"We decree that these letters and all things contained therein shall not be liable at any time to be impugned or objected to by reason of fault or any other defect whatsoever of subreption or obreption of our intention, but are and shall be always valid and in force and shall be inviolably observed both juridically and otherwise, by all of whatsoever degree and preeminence, declaring null and void anything which, in these matters, may happen to be contrariwise attempted, whether wittingly or unwittingly, by any person whatsoever, by whatsoever authority or pretext, all things to the contrary notwithstanding."
For anyone who seeks further material for salutary meditation on these matters I recommend the 1987 article "Recent Thought On Anglican Orders " by Brian W. Harrison.
St Non is St Davis's Mum. Like lots of feisty British Dark Age female Saints she seems to have had a difficult time of it but came out on top. Next to the ruins of her pre-Reformation shrine and her Holy Well (which sprang up as she gave birth to St David in a thunderstorm) is a very fine Catholic chapel of Our Lady and St Non. Well worth a visit. It is a short distance from the tiny city of St David's in Pembrokeshire. Sadly its beautiful Cathedral is still in the hands of the looters. Today is also my Mum's Birthday so please say a Hail Mary for her and ask for the intercession of St Non if you have a spare moment. Thanks!
Slayer of the winter, art thou here again? O welcome, thou that's bring'st the summer nigh! The bitter wind makes not thy victory vain, Nor will we mock thee for thy faint blue sky. Welcome, O March! whose kindly days and dry Make April ready for the throstle's song, Thou first redresser of the winter's wrong!
Yea, welcome March! and though I die ere June, Yet for the hope of life I give thee praise, Striving to swell the burden of the tune That even now I hear thy brown birds raise, Unmindful of the past or coming days; Who sing: 'Oh joy! a new year is begun: What happiness to look upon the sun!'
Ah, what begetteth all this storm of bliss But death himself, who crying solemnly, E'en from the heart of sweet Forgetfulness, Bids us 'Rejoice, lest pleasureless ye die, Within a little time must ye go by. Stretch forth your open hands, and while ye live Take all the gifts that Death and Life may give.'

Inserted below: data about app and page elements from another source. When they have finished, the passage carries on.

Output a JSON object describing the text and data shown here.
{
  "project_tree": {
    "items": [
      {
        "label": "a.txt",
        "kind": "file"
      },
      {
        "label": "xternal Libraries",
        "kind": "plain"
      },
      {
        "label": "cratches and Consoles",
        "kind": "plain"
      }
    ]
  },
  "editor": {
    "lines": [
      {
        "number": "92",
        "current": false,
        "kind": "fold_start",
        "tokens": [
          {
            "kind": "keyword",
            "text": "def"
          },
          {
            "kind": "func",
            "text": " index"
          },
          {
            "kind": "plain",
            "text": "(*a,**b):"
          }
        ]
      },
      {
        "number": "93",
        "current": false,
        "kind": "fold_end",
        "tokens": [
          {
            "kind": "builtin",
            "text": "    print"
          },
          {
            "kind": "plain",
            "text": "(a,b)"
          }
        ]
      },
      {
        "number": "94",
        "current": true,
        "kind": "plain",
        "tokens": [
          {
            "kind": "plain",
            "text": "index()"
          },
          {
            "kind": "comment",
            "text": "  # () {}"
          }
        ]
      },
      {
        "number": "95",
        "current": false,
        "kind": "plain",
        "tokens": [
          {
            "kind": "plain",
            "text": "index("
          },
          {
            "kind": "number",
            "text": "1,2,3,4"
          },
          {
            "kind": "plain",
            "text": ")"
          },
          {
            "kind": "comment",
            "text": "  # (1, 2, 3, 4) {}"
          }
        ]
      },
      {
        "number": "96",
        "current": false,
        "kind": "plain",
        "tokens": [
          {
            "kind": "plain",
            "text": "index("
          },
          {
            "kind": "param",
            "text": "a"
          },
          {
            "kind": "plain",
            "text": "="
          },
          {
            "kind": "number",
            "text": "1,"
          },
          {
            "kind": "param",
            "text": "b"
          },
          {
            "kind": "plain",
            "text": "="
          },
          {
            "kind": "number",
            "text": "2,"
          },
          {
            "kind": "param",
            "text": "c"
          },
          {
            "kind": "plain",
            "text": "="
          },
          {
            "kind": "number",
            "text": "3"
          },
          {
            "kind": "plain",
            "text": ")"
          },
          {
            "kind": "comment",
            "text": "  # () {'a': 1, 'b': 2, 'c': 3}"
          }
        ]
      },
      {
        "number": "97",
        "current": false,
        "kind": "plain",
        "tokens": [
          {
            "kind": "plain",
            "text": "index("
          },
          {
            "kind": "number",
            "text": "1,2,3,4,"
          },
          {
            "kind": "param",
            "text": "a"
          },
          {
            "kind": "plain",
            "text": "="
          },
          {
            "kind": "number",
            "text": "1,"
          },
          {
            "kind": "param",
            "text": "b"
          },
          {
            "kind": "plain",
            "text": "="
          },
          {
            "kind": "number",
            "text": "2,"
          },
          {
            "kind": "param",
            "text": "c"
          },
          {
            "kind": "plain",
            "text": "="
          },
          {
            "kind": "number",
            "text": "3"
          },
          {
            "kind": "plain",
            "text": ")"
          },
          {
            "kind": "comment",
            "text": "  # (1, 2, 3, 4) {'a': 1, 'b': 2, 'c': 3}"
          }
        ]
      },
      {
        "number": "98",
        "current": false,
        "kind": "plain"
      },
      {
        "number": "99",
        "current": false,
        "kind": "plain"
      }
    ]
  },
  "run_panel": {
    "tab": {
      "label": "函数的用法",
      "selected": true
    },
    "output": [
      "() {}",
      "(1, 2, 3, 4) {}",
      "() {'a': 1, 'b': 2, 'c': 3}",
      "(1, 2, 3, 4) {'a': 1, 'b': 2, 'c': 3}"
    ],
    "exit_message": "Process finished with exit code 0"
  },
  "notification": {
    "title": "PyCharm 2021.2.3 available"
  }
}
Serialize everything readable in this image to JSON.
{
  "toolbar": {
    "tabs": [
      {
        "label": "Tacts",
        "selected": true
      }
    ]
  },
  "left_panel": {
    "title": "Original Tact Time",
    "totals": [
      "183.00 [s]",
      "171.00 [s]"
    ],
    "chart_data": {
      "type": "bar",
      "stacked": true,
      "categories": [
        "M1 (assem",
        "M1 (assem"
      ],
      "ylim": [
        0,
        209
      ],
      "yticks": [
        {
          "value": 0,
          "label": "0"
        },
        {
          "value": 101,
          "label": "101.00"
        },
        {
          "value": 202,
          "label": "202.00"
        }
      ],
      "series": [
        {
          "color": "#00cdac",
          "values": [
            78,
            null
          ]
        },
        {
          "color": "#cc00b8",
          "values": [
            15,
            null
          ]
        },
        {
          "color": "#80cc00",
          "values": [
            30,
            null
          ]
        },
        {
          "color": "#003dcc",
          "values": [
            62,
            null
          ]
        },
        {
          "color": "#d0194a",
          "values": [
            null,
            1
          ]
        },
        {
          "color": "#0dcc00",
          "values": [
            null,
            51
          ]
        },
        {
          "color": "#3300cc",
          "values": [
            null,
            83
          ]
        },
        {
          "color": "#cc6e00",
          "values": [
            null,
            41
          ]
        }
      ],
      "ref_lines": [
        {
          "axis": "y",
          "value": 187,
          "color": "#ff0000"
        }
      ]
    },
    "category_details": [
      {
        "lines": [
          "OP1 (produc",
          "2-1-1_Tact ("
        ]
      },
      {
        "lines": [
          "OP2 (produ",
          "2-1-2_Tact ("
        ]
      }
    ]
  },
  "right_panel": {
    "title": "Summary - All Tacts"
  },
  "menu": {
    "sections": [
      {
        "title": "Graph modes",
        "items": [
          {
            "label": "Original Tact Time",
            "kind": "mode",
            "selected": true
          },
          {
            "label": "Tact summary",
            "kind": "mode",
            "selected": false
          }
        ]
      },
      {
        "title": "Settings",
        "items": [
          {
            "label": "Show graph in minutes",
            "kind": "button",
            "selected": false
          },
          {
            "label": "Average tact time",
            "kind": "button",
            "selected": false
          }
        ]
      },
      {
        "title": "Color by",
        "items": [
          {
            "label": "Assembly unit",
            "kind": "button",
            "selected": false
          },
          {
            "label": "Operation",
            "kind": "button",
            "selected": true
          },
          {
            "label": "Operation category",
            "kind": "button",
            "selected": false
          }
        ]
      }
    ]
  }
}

Very encouraging interview with Archbishop Malcom Ranjith the secretary of the Congregation for Divine Worship on the prospects for a 'universal indult' and a reform of the reform. It is refreshing to see the frankness with which he states that the Missal of 1970 was contrary to the will of the Council.
"The post-conciliar reform of the liturgy has not been able to achieve the expected goals of spiritual and missionary renewal in the Church so that today we could be truly happy about it. Undoubtedly there have been positive results too; but the negative effects seem to have been greater, causing much disorientation in our ranks. The churches have become empty, liturgical free-wheeling has become the order of the day, and the true meaning and significance of that which is celebrated has been obscured. One has to, then, begin wondering if the reform process had in fact been handled correctly. Thus, we need to take a good look at what had happened, pray and reflect about its causes and with the help of the Lord move on to make the necessary corrections."